- Task description
Give every entry again, exactly as it stands.

- Data supplied
■ ■ ■
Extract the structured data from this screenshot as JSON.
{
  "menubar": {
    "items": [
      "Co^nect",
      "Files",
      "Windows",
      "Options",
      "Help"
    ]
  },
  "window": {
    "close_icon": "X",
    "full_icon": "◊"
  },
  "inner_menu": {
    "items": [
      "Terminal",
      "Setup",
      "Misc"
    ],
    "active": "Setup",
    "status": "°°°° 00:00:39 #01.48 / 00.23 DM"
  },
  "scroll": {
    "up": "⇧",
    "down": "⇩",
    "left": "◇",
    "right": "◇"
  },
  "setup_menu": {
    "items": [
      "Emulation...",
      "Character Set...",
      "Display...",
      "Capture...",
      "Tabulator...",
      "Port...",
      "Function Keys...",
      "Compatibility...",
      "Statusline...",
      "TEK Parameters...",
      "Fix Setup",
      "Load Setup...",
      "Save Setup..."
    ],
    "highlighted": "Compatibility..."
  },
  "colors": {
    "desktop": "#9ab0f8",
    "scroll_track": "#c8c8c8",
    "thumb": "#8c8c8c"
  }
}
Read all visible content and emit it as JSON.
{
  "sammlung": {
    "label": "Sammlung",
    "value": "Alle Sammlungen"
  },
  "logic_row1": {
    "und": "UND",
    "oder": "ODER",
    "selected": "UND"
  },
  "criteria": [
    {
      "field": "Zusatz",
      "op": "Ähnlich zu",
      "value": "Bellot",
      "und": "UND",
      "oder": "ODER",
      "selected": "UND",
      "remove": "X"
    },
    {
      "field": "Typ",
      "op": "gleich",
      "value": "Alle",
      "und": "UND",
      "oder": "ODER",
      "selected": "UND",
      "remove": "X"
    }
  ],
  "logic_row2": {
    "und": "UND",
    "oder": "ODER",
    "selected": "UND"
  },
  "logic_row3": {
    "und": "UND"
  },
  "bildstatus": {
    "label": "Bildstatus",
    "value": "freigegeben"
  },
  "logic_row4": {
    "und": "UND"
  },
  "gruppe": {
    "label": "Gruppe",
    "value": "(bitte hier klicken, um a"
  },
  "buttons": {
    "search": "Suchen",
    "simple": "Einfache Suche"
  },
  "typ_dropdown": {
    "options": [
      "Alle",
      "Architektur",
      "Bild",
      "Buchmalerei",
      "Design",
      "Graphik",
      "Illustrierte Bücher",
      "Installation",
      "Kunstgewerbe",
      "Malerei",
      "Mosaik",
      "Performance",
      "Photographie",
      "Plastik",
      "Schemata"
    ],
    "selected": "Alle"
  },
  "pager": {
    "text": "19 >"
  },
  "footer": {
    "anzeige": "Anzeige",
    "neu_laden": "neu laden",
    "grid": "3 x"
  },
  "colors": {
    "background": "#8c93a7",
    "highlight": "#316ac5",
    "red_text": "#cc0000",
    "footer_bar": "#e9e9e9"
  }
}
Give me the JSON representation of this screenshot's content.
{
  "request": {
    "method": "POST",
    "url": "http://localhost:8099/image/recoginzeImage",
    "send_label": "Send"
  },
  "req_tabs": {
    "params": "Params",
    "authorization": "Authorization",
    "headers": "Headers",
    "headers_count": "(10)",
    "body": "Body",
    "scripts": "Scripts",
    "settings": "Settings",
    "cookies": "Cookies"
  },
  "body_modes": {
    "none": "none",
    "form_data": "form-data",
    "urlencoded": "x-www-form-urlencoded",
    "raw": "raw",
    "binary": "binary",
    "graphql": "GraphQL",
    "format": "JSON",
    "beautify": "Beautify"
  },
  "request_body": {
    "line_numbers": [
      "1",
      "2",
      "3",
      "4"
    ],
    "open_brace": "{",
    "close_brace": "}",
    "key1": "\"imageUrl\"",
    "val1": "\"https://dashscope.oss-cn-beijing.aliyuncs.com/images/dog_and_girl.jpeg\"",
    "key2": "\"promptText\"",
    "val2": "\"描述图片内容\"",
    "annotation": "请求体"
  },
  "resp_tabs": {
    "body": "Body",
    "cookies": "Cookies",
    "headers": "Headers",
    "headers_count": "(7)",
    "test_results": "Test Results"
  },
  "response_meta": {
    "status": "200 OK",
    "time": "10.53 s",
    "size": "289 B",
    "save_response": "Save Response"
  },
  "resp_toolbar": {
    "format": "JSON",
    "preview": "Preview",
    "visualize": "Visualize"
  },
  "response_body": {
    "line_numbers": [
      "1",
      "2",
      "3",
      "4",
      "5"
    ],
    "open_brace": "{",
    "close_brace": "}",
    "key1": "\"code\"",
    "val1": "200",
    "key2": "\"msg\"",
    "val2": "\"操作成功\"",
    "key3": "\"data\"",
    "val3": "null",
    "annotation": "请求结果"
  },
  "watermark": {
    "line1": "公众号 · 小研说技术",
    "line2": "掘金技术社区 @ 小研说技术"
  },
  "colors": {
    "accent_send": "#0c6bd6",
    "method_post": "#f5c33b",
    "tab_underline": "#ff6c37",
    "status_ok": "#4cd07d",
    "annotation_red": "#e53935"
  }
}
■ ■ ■
- Task response
Extract the structured data from this screenshot as JSON.
{
  "menubar": {
    "items": [
      "Co^nect",
      "Files",
      "Windows",
      "Options",
      "Help"
    ]
  },
  "window": {
    "close_icon": "X",
    "full_icon": "◊"
  },
  "inner_menu": {
    "items": [
      "Terminal",
      "Setup",
      "Misc"
    ],
    "active": "Setup",
    "status": "°°°° 00:00:39 #01.48 / 00.23 DM"
  },
  "scroll": {
    "up": "⇧",
    "down": "⇩",
    "left": "◇",
    "right": "◇"
  },
  "setup_menu": {
    "items": [
      "Emulation...",
      "Character Set...",
      "Display...",
      "Capture...",
      "Tabulator...",
      "Port...",
      "Function Keys...",
      "Compatibility...",
      "Statusline...",
      "TEK Parameters...",
      "Fix Setup",
      "Load Setup...",
      "Save Setup..."
    ],
    "highlighted": "Compatibility..."
  },
  "colors": {
    "desktop": "#9ab0f8",
    "scroll_track": "#c8c8c8",
    "thumb": "#8c8c8c"
  }
}
Read all visible content and emit it as JSON.
{
  "sammlung": {
    "label": "Sammlung",
    "value": "Alle Sammlungen"
  },
  "logic_row1": {
    "und": "UND",
    "oder": "ODER",
    "selected": "UND"
  },
  "criteria": [
    {
      "field": "Zusatz",
      "op": "Ähnlich zu",
      "value": "Bellot",
      "und": "UND",
      "oder": "ODER",
      "selected": "UND",
      "remove": "X"
    },
    {
      "field": "Typ",
      "op": "gleich",
      "value": "Alle",
      "und": "UND",
      "oder": "ODER",
      "selected": "UND",
      "remove": "X"
    }
  ],
  "logic_row2": {
    "und": "UND",
    "oder": "ODER",
    "selected": "UND"
  },
  "logic_row3": {
    "und": "UND"
  },
  "bildstatus": {
    "label": "Bildstatus",
    "value": "freigegeben"
  },
  "logic_row4": {
    "und": "UND"
  },
  "gruppe": {
    "label": "Gruppe",
    "value": "(bitte hier klicken, um a"
  },
  "buttons": {
    "search": "Suchen",
    "simple": "Einfache Suche"
  },
  "typ_dropdown": {
    "options": [
      "Alle",
      "Architektur",
      "Bild",
      "Buchmalerei",
      "Design",
      "Graphik",
      "Illustrierte Bücher",
      "Installation",
      "Kunstgewerbe",
      "Malerei",
      "Mosaik",
      "Performance",
      "Photographie",
      "Plastik",
      "Schemata"
    ],
    "selected": "Alle"
  },
  "pager": {
    "text": "19 >"
  },
  "footer": {
    "anzeige": "Anzeige",
    "neu_laden": "neu laden",
    "grid": "3 x"
  },
  "colors": {
    "background": "#8c93a7",
    "highlight": "#316ac5",
    "red_text": "#cc0000",
    "footer_bar": "#e9e9e9"
  }
}
Give me the JSON representation of this screenshot's content.
{
  "request": {
    "method": "POST",
    "url": "http://localhost:8099/image/recoginzeImage",
    "send_label": "Send"
  },
  "req_tabs": {
    "params": "Params",
    "authorization": "Authorization",
    "headers": "Headers",
    "headers_count": "(10)",
    "body": "Body",
    "scripts": "Scripts",
    "settings": "Settings",
    "cookies": "Cookies"
  },
  "body_modes": {
    "none": "none",
    "form_data": "form-data",
    "urlencoded": "x-www-form-urlencoded",
    "raw": "raw",
    "binary": "binary",
    "graphql": "GraphQL",
    "format": "JSON",
    "beautify": "Beautify"
  },
  "request_body": {
    "line_numbers": [
      "1",
      "2",
      "3",
      "4"
    ],
    "open_brace": "{",
    "close_brace": "}",
    "key1": "\"imageUrl\"",
    "val1": "\"https://dashscope.oss-cn-beijing.aliyuncs.com/images/dog_and_girl.jpeg\"",
    "key2": "\"promptText\"",
    "val2": "\"描述图片内容\"",
    "annotation": "请求体"
  },
  "resp_tabs": {
    "body": "Body",
    "cookies": "Cookies",
    "headers": "Headers",
    "headers_count": "(7)",
    "test_results": "Test Results"
  },
  "response_meta": {
    "status": "200 OK",
    "time": "10.53 s",
    "size": "289 B",
    "save_response": "Save Response"
  },
  "resp_toolbar": {
    "format": "JSON",
    "preview": "Preview",
    "visualize": "Visualize"
  },
  "response_body": {
    "line_numbers": [
      "1",
      "2",
      "3",
      "4",
      "5"
    ],
    "open_brace": "{",
    "close_brace": "}",
    "key1": "\"code\"",
    "val1": "200",
    "key2": "\"msg\"",
    "val2": "\"操作成功\"",
    "key3": "\"data\"",
    "val3": "null",
    "annotation": "请求结果"
  },
  "watermark": {
    "line1": "公众号 · 小研说技术",
    "line2": "掘金技术社区 @ 小研说技术"
  },
  "colors": {
    "accent_send": "#0c6bd6",
    "method_post": "#f5c33b",
    "tab_underline": "#ff6c37",
    "status_ok": "#4cd07d",
    "annotation_red": "#e53935"
  }
}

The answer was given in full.